**Instructions to follow:**
The answer should consist of each line below that contains the word "ArrayIndexOutOfBounds".

**Exercise materials:**

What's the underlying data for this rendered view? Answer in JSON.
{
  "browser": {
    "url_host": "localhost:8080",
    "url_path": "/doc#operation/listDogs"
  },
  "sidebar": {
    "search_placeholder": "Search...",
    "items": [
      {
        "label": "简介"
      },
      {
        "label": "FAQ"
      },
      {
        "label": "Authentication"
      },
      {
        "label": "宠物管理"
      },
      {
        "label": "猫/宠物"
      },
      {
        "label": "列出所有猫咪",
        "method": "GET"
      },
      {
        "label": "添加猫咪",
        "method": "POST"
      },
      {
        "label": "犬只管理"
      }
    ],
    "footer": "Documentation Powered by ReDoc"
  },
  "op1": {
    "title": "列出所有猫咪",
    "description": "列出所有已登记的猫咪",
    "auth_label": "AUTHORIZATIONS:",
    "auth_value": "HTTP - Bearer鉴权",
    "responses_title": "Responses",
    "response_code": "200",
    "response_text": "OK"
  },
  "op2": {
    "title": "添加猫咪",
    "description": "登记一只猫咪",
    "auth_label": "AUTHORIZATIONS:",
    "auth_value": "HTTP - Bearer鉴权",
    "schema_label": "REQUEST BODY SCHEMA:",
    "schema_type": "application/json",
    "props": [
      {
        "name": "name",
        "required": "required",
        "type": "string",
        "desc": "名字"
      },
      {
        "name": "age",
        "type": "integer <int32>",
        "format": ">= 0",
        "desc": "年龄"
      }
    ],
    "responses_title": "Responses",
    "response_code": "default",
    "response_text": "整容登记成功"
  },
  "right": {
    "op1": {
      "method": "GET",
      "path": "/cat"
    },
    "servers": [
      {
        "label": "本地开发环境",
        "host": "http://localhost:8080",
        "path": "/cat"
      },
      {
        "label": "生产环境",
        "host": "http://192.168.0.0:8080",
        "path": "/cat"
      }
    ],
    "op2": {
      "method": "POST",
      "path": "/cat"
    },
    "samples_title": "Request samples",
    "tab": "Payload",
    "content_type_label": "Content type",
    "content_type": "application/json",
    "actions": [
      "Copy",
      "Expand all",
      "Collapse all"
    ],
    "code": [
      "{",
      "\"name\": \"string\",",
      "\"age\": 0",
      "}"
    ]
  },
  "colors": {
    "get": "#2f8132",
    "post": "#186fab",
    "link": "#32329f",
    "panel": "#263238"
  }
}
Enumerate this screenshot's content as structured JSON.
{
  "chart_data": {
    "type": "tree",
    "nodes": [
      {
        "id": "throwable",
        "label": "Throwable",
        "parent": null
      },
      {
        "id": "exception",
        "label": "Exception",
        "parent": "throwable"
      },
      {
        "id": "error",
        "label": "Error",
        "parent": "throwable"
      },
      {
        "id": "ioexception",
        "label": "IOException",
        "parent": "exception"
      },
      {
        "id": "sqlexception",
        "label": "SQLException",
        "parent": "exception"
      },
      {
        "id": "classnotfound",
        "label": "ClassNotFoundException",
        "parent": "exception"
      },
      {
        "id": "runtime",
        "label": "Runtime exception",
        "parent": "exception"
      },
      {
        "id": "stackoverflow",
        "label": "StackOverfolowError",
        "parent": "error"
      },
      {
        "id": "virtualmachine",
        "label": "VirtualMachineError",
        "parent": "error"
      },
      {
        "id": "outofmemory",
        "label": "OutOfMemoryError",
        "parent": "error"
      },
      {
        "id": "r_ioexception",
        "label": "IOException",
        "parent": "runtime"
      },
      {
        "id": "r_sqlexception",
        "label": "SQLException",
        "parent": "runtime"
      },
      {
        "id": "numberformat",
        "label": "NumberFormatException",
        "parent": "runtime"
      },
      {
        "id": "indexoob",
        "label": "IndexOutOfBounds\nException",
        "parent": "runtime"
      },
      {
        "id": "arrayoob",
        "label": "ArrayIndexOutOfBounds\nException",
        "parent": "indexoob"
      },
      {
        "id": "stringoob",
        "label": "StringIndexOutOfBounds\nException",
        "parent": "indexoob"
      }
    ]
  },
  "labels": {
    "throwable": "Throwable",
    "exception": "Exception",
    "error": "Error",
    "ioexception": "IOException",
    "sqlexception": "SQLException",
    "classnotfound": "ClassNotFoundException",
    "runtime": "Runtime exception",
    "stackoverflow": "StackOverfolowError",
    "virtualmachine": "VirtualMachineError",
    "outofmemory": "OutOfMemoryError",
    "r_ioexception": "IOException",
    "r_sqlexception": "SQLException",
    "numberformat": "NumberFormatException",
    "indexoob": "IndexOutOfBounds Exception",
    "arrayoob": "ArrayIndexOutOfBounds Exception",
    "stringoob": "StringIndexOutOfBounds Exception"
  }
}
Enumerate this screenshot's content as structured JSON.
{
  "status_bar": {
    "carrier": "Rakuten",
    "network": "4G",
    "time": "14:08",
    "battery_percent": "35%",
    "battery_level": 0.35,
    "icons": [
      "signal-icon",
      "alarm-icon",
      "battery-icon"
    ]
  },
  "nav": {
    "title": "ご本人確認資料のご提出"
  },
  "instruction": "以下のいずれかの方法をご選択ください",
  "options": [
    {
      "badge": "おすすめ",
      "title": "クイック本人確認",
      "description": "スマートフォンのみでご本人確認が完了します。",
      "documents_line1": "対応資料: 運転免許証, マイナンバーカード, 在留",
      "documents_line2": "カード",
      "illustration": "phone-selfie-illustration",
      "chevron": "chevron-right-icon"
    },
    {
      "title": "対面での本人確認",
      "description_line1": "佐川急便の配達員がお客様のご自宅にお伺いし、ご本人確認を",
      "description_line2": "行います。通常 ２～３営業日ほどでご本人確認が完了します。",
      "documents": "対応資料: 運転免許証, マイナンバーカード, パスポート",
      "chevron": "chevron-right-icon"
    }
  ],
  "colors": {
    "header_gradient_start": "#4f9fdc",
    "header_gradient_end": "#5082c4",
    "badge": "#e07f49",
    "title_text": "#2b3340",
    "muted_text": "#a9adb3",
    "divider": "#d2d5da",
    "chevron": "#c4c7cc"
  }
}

**Expected output:**
        "label": "ArrayIndexOutOfBounds\nException",
    "arrayoob": "ArrayIndexOutOfBounds Exception",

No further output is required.